COUNTRYSIDE campaigners have declared victory in battle to block a controversial wind farm on the outskirts of Largs.

Scottish Ministers were asked to rule on the proposal to erect a string of 150-metre high turbines at Rigghill behind the town after the initial bid was rejected by North Ayrshire Council.

Developers ERG Group and Rigghill Windfarm Limited appealed the local authority's decision - but this week it was confirmed that the appeal has been thrown out.

Scottish Government reporter David Liddell told the News: "The proposed development does not accord overall with the relevant provisions of the development plan and that there are no material considerations which justify granting planning permission."

His findings said that although the wind farm would deliver energy infrastructure and support climate change mitigation, its impact on the natural beauty and cultural heritage of the area - as well as the historic Routenburn Road - was unacceptable.

Mr Liddell added: "Significant landscape and visual effects are unavoidable for a commercial scale wind farm, however it is notable how many landscape character units would experience significant effects and I have a particular concern about the effects on Brisbane Glen.

"The elevation of the site means that visibility from the other side of the Clyde is more widespread.

"I have particular concerns about the nature of the adverse visual effects from Barr Farm Road, from Brisbane Glen, the Knock, Cumbrae, Rothesay and the Wemyss Bay ferry.
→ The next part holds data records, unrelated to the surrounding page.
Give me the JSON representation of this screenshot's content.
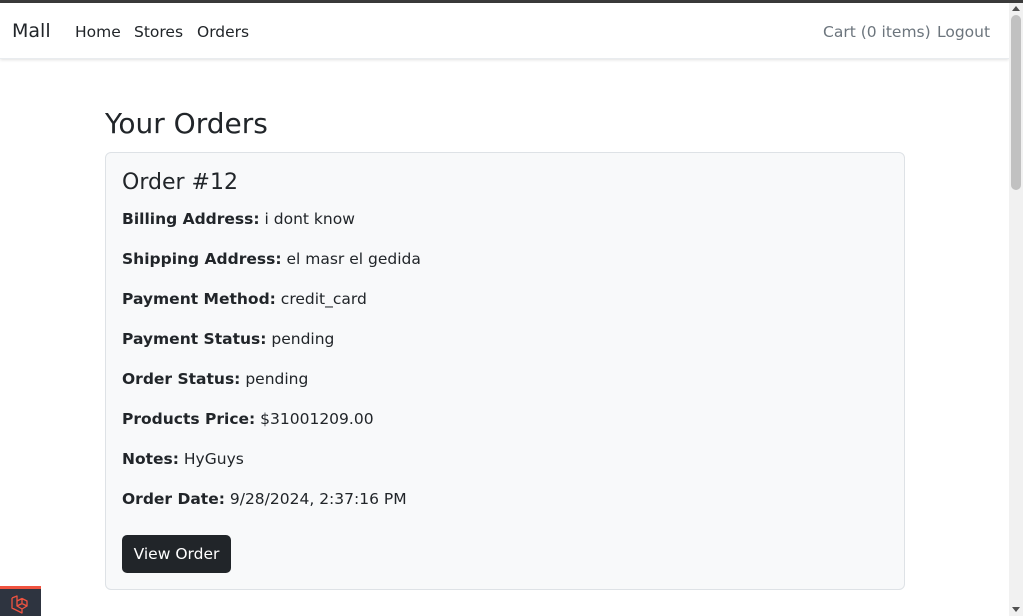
{
  "nav": {
    "brand": "Mall",
    "links": [
      "Home",
      "Stores",
      "Orders"
    ],
    "cart": "Cart (0 items)",
    "logout": "Logout"
  },
  "page": {
    "title": "Your Orders"
  },
  "order": {
    "title": "Order #12",
    "fields": [
      {
        "label": "Billing Address:",
        "value": "i dont know"
      },
      {
        "label": "Shipping Address:",
        "value": "el masr el gedida"
      },
      {
        "label": "Payment Method:",
        "value": "credit_card"
      },
      {
        "label": "Payment Status:",
        "value": "pending"
      },
      {
        "label": "Order Status:",
        "value": "pending"
      },
      {
        "label": "Products Price:",
        "value": "$31001209.00"
      },
      {
        "label": "Notes:",
        "value": "HyGuys"
      },
      {
        "label": "Order Date:",
        "value": "9/28/2024, 2:37:16 PM"
      }
    ],
    "view_button": "View Order"
  },
  "icons": {
    "debug_badge": "laravel-logo-icon"
  },
  "colors": {
    "button_bg": "#212529",
    "card_bg": "#f8f9fa",
    "debug_accent": "#f05340"
  }
}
I also think there would be a significant adverse effect on the setting of Skelmorlie as viewed from some locations, such as Cumbrae."

Mr Liddell also said he has 'significant concerns' about the amenity of Routenburn Road - known locally as the 'Red Road' both during the construction period and thereafter.

Residents told the News they are 'delighted' at the decision.

Campaigner Archie Burleigh, who lives at The Meigle, said that 'common sense' had prevailed.

Mr Burleigh added: "These turbines would have been huge and thankfully the Red Road and surrounding area will be preserved for generations to come.

"It is also a victory for tourism as this would have been a major blight on the landscape."

Councillor Ian Murdoch has also campaigned against the turbine development.

He added: "I am delighted as the access through Routenburn Road would have been changed forever.

"I am delighted the land has been saved for all my constituents, this is welcome news."

The council's planning committee previously unanimously rejected the development after it was found to breach ten policies within the local development plan, while all of the community councils in the area also opposed against the proposal.

Tom Marshall, who was head of planning at North Ayrshire Council was the application was lodged, said: "That is great news and reflects the decision of the planning committee at North Ayrshire Council .

"I am very grateful to the reporter who took on board all the reasons the council gave to refuse the original application.

"It was the wrong location for these turbines."

A spokesperson for Rigghill Wind Farm said: “We are extremely disappointed by the Scottish Government’s Planning and Environmental Appeals Division (DPEA) decision to dismiss our case.

"Our proposal had the potential to produce enough electricity annually to power the equivalent of 34,729 UK households (roughly half of all households in North Ayrshire) and bring up to £210,000 per annum into the local economy through Community Benefit Funding.

“We believe this is a missed opportunity to respond to the climate emergency now for the benefit of future generations, a missed opportunity to create a deeper understanding and broader accessibility to the roman history of the region, and a missed opportunity to bring socio-economic benefits to the local and wider regions.”